The programs have a real impact on students.
Mary Arnold of Japlin, Mo., has taught BizWorld to fifth-graders in an independent school for five years. "Each year when I teach BizWorld, I really see it open up an awareness of how economics play such an important role in our everyday lives. Before the classes, students only thought of economics as something they study in social studies, and not having anything to do with the food or the products they choose to buy," says Arnold.
The organization has even garnered the attention of
(AXP - Get Report)
, which presented BizWorld with a $25,000 grant.
(GOOG - Get Report)
has offered free advertising for the company, and
is a sponsor as well.
Business-minded kids are not just limited to quiet suburban streets.
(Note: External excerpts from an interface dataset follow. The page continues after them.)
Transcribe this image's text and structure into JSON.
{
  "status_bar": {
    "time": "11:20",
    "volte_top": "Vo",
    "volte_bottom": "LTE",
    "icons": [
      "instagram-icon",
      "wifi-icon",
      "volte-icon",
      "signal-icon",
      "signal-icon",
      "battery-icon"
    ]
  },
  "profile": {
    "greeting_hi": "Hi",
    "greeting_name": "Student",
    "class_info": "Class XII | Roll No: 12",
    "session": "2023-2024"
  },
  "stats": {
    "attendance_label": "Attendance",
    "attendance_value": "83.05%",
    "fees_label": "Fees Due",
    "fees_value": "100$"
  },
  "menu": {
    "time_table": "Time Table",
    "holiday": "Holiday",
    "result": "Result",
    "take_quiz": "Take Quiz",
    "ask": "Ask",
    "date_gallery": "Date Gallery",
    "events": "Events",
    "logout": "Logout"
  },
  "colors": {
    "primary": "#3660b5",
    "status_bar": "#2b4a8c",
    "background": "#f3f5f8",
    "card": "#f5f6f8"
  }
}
New York City-based nonprofit organization
(Network for Teaching Entrepreneurship) is geared towards introducing entrepreneurship to low-income youths and training teachers using its specialized
"Entrepreneurship education help kids by enhancing business education and life skills and teaching them to think like entrepreneurs so they can take control of their future," says Connie Jones, director of integrated marketing and communications.
The organization was founded by Steve Mariotti in 1987: After moving from the corporate sector to become a special-education teacher, Mariotti realized he could effectively motivate struggling students by teaching them how to start a business. Today it has reached more than 180,000 young people all over the world, says Jones.